■ AIM OF THE TASK: Each entry below needs to be retyped exactly as given.

[Excerpts from an interface dataset]
+ + + +
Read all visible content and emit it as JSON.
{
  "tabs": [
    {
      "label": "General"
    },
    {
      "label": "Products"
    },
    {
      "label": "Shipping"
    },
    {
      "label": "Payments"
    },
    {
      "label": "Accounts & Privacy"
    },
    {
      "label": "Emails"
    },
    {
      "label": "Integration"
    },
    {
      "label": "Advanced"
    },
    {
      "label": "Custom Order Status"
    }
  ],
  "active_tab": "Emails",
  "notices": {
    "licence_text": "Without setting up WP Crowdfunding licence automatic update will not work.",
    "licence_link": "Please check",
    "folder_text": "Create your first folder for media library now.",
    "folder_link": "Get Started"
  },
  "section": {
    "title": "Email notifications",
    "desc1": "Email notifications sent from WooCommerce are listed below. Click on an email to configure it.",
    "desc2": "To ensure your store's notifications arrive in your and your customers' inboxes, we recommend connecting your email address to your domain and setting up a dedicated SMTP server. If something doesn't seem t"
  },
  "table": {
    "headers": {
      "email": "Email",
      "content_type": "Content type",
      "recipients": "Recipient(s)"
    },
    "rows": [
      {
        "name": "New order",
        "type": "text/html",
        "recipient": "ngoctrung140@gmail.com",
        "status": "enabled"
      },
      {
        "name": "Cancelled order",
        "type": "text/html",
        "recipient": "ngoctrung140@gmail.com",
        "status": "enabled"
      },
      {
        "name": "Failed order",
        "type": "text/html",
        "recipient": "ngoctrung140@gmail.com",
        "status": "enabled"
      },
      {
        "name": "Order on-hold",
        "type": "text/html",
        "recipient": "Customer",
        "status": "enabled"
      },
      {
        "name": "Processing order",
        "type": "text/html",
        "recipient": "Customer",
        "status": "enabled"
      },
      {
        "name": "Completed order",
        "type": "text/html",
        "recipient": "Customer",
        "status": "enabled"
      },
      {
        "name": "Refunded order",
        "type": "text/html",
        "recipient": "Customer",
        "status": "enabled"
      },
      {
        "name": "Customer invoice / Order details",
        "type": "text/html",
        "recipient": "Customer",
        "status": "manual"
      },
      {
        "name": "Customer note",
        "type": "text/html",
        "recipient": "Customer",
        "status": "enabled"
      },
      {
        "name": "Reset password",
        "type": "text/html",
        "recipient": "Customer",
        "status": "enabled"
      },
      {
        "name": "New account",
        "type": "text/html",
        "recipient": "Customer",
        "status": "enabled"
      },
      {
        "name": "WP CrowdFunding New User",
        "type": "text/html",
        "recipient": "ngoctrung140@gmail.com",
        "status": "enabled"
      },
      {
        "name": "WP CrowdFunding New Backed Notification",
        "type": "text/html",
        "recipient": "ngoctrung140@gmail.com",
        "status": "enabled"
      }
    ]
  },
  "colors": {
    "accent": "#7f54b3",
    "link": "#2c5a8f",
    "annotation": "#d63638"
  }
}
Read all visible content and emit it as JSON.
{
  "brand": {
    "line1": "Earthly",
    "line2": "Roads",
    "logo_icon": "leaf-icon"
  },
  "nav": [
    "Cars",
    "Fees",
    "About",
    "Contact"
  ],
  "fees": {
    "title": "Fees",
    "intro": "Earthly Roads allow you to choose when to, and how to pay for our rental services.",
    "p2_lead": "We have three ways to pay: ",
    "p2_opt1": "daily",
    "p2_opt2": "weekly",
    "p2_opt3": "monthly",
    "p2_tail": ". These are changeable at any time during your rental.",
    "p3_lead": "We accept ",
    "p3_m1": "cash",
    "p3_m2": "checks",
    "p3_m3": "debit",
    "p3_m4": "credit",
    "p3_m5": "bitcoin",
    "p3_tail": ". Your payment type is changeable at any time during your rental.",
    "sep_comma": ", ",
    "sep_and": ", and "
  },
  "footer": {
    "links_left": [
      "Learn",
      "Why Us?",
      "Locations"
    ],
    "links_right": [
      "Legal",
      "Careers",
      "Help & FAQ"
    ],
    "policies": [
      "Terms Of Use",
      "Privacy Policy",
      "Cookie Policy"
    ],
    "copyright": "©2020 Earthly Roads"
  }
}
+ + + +
■ TASK RESPONSE:
Read all visible content and emit it as JSON.
{
  "tabs": [
    {
      "label": "General"
    },
    {
      "label": "Products"
    },
    {
      "label": "Shipping"
    },
    {
      "label": "Payments"
    },
    {
      "label": "Accounts & Privacy"
    },
    {
      "label": "Emails"
    },
    {
      "label": "Integration"
    },
    {
      "label": "Advanced"
    },
    {
      "label": "Custom Order Status"
    }
  ],
  "active_tab": "Emails",
  "notices": {
    "licence_text": "Without setting up WP Crowdfunding licence automatic update will not work.",
    "licence_link": "Please check",
    "folder_text": "Create your first folder for media library now.",
    "folder_link": "Get Started"
  },
  "section": {
    "title": "Email notifications",
    "desc1": "Email notifications sent from WooCommerce are listed below. Click on an email to configure it.",
    "desc2": "To ensure your store's notifications arrive in your and your customers' inboxes, we recommend connecting your email address to your domain and setting up a dedicated SMTP server. If something doesn't seem t"
  },
  "table": {
    "headers": {
      "email": "Email",
      "content_type": "Content type",
      "recipients": "Recipient(s)"
    },
    "rows": [
      {
        "name": "New order",
        "type": "text/html",
        "recipient": "ngoctrung140@gmail.com",
        "status": "enabled"
      },
      {
        "name": "Cancelled order",
        "type": "text/html",
        "recipient": "ngoctrung140@gmail.com",
        "status": "enabled"
      },
      {
        "name": "Failed order",
        "type": "text/html",
        "recipient": "ngoctrung140@gmail.com",
        "status": "enabled"
      },
      {
        "name": "Order on-hold",
        "type": "text/html",
        "recipient": "Customer",
        "status": "enabled"
      },
      {
        "name": "Processing order",
        "type": "text/html",
        "recipient": "Customer",
        "status": "enabled"
      },
      {
        "name": "Completed order",
        "type": "text/html",
        "recipient": "Customer",
        "status": "enabled"
      },
      {
        "name": "Refunded order",
        "type": "text/html",
        "recipient": "Customer",
        "status": "enabled"
      },
      {
        "name": "Customer invoice / Order details",
        "type": "text/html",
        "recipient": "Customer",
        "status": "manual"
      },
      {
        "name": "Customer note",
        "type": "text/html",
        "recipient": "Customer",
        "status": "enabled"
      },
      {
        "name": "Reset password",
        "type": "text/html",
        "recipient": "Customer",
        "status": "enabled"
      },
      {
        "name": "New account",
        "type": "text/html",
        "recipient": "Customer",
        "status": "enabled"
      },
      {
        "name": "WP CrowdFunding New User",
        "type": "text/html",
        "recipient": "ngoctrung140@gmail.com",
        "status": "enabled"
      },
      {
        "name": "WP CrowdFunding New Backed Notification",
        "type": "text/html",
        "recipient": "ngoctrung140@gmail.com",
        "status": "enabled"
      }
    ]
  },
  "colors": {
    "accent": "#7f54b3",
    "link": "#2c5a8f",
    "annotation": "#d63638"
  }
}
Read all visible content and emit it as JSON.
{
  "brand": {
    "line1": "Earthly",
    "line2": "Roads",
    "logo_icon": "leaf-icon"
  },
  "nav": [
    "Cars",
    "Fees",
    "About",
    "Contact"
  ],
  "fees": {
    "title": "Fees",
    "intro": "Earthly Roads allow you to choose when to, and how to pay for our rental services.",
    "p2_lead": "We have three ways to pay: ",
    "p2_opt1": "daily",
    "p2_opt2": "weekly",
    "p2_opt3": "monthly",
    "p2_tail": ". These are changeable at any time during your rental.",
    "p3_lead": "We accept ",
    "p3_m1": "cash",
    "p3_m2": "checks",
    "p3_m3": "debit",
    "p3_m4": "credit",
    "p3_m5": "bitcoin",
    "p3_tail": ". Your payment type is changeable at any time during your rental.",
    "sep_comma": ", ",
    "sep_and": ", and "
  },
  "footer": {
    "links_left": [
      "Learn",
      "Why Us?",
      "Locations"
    ],
    "links_right": [
      "Legal",
      "Careers",
      "Help & FAQ"
    ],
    "policies": [
      "Terms Of Use",
      "Privacy Policy",
      "Cookie Policy"
    ],
    "copyright": "©2020 Earthly Roads"
  }
}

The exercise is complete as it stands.